The Quick and Easy Homeowner Guide

Besides helping people avoid foreclosure and keep their homes, we also help new homeowners through our first-time home buyer education. One crucial part of this education is learning to be a good homeowner.

We always include a quick homeowner guide to safety. Safety and security takes on many different dimensions when one owns a home:

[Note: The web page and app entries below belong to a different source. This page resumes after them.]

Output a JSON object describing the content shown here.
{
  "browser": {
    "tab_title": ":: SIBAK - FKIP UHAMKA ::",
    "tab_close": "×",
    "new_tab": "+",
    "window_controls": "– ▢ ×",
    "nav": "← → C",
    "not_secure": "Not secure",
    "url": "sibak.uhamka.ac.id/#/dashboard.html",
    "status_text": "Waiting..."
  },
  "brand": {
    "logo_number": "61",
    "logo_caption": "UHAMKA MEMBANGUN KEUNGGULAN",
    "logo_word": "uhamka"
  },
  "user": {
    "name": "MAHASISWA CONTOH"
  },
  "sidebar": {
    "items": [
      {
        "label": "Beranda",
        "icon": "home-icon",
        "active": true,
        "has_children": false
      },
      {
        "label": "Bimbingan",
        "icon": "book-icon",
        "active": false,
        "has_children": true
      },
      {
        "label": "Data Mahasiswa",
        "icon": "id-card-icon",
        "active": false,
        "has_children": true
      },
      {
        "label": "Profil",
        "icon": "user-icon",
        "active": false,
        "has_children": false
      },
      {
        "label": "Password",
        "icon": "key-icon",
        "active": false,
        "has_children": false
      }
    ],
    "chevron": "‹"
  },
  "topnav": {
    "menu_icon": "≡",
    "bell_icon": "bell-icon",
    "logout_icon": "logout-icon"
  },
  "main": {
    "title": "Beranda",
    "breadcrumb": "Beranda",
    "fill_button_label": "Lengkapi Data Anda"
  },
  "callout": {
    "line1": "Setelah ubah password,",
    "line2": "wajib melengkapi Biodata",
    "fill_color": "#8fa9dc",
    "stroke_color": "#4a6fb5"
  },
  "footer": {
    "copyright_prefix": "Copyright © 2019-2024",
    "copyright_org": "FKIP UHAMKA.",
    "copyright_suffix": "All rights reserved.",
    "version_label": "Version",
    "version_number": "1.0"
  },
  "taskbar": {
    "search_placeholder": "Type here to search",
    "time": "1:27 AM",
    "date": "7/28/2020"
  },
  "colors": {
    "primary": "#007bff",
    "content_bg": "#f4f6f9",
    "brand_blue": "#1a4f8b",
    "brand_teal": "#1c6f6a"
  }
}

  1. Get good insurance. This is simply essential; you want to protect your home and everyone in it, but you have to protect yourself financially in the event something terrible happens. All the preparation in the world is not enough when a serious natural disaster strikes.
  2. Speaking of natural disasters, have an emergency plan. Know the safest place for your family in the house if there is a tornado or earthquake, and have planned quick exits in case there is a fire. Have emergency supplies ready, and make sure everyone in your family knows where they are and how to use them. Also plan with them where to meet if something serious drives you out of your home.
  3. Protecting your kids is a key priority, since they can’t be expected to do it on their own. Make sure your outlets, stairs and landings, and major appliances are safe and “kid-proofed.” Don’t have the water heater set so high that a child can be scalded by your home’s hot water.
  4. Safety equipment that your home should have includes fire extinguishers, smoke detectors, and gas detectors for things like carbon monoxide and explosive gas leaks. Also make sure your home passes its safety inspection, when it comes to your electrical systems.
  5. Speaking of safety inspections, get your house tested for radon, mold, asbestos, lead paint, termites, basement leaks, and foundation problems. Damp conditions can lead to health problems for you and your family, so keep an eye on your washing machine, water heater, sump pumps, or any other appliance that could spring a leak.
  6. Do regular maintenance on your appliances, including your furnace and air conditioner, washer and dryer, fireplace, septic system, etc. Set a schedule to clean your dryer’s lint filter, chimney, and replace air filters regularly.
  7. And speaking of maintenance, have the necessary tools and documents to take care of your home. Save your user’s manuals for all of your appliances and mechanical systems, and make sure you have a basic toolbox with a standard toolkit (crescent wrench, hammer, pliers, screwdrivers, tape measure, safety glasses, work gloves, socket set, and a level).
  8. Save for emergencies. Insurance alone won’t cut it. You must create an emergency savings fund and set aside money toward it regularly. If unexpected home repairs are needed, the last thing you want to do is sink yourself into debt to resolve the situation. Have a savings fund ready for the inevitable.

Being a homeowner isn’t always easy, but it can be very rewarding, particularly when you make that last mortgage payment and take full ownership of your home. If you need help protecting your most important asset, call us for a free session with a HUD-approved consultant.